UPDATE: 1:10 p.m. EST -- GLAAD, the nation's largest media advocacy group for the gay, lesbian, bisexual and transgender community, on Wednesday blasted a bill passed by the South Dakota Legislature that requires public schools to create separate, but equal bathroom and locker room facilities for transgender youths. The bill, which awaits the signature or veto from the state's Republican governor, would stigmatize transgender students, forcing them to out themselves by using a separate bathroom, GLAAD said.
“As the mother of twins, when I send my kids to school, I expect them to be safe and shielded from ridicule,” Sarah Kate Ellis, the GLAAD president and CEO, said in a statement. “This discriminatory bill puts our children in harm’s way, fueling stigma, bullying, and a climate of hate," she added, urging Gov. Dennis Daugaard to veto the "mean-spirited and destructive bill.”
Unless activists and members of South Dakota's lesbian, gay, transgender and bisexual community are successful in convincing their governor otherwise, the state could soon become the first that bans transgender students in public schools from using restrooms consistent with their gender identity. In a 20-15 vote, the state Senate gave final approval of a bill already passed last month by the state House of Representatives on the issue of restricting gendered school facilities to use by students of the same biological sex, according to CNN.
While South Dakota Gov. Dennis Daugaard, a Republican, mulls signing the legislation, civil liberties groups said they planned to speak out on the potential harm the bill could cause to transgender students. Heather Smith, executive director of the American Civil Liberties Union in South Dakota, noted Tuesday how the bill targets already “vulnerable transgender students” with policies that are patently discriminatory.
“Lawmakers heard from South Dakota parents, teachers, students, school counselors, clergy, and mental health professionals who wrote emails and traveled to Pierre [the capital] from all corners of the state to testify and demonstrate the ways in which this bill does real harm to transgender students,” Smith said in a statement.
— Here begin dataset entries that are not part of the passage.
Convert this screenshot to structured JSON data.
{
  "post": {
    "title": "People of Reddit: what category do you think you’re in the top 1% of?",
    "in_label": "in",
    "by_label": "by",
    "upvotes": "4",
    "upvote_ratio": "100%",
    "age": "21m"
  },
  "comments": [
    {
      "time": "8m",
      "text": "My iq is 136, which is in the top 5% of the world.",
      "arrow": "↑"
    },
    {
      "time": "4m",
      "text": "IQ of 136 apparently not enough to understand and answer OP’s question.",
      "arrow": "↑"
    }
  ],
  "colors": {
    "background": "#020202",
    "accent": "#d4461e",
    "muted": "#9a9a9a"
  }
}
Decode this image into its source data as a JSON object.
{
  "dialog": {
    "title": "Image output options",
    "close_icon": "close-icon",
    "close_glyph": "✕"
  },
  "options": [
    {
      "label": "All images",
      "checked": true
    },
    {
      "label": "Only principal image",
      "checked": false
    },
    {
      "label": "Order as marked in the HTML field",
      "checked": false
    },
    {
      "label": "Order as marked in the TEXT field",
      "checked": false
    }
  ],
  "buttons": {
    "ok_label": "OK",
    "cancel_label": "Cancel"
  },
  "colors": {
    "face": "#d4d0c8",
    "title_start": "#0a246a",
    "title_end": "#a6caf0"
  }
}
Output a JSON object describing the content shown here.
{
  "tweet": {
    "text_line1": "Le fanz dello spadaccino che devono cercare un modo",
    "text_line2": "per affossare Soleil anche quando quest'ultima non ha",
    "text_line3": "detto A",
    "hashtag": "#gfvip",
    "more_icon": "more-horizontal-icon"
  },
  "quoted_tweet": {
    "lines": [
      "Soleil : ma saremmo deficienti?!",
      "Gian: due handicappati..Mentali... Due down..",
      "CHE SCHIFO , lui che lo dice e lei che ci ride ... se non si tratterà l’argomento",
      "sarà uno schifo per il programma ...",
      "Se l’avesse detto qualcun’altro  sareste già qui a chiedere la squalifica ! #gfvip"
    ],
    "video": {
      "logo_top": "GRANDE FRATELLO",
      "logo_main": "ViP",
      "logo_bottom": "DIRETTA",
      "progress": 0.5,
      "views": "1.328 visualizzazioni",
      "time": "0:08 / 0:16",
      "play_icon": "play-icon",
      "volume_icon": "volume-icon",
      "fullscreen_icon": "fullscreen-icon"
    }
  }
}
But because elected representatives have chosen not to listen to constituents most affected by the legislation, “South Dakota stands to lose,” she added.
The bill stipulates that if a student identifies as transgender and a parent "consents to that assertion in writing," the student can be given separate single-occupancy restrooms, locker rooms and shower facilities. The separate facilities should be a “reasonable accommodation” for transgender students, CNN reports.
Daugaard, who planned to listen to recorded testimony from state Senate and House consideration of the bill before making a decision about signing, has said the measure sounds like a good idea, the Argus Leader reported. Meanwhile, conservative Christian groups have praised the bill.
"This is such the right thing to do to protect all of our students," said Dale Bartscher, spokesman of Family Heritage Alliance Action. "It's a privacy bill; it's a modesty bill. It's sensible, South Dakota common sense."
But members of the transgender community couldn’t disagree with Bartscher more. Rebecca Dodds, parent of a transgender teenager in South Dakota, said her son lived in fear at school because of the lack of supportive policies. The transgender bathroom bill will only make it worse, she said.
“Forcing schools to adhere to a policy that singles out transgender children like my son makes them more likely to experience harassment and violence in school,” Dodds said in a statement released by the ACLU.
Terri Bruce, a transgender South Dakotan, said feelings of isolation have been linked to an increased rate of suicide attempts among transgender teens. “I feel the pain [transgender students] will feel when they are segregated from their peers because some adults are uncomfortable with them,” Bruce said in the ACLU statement. “There will be suicide attempts. And there will come a day when one of those attempts is successful. I don’t think this bill is worth the life of even one child.”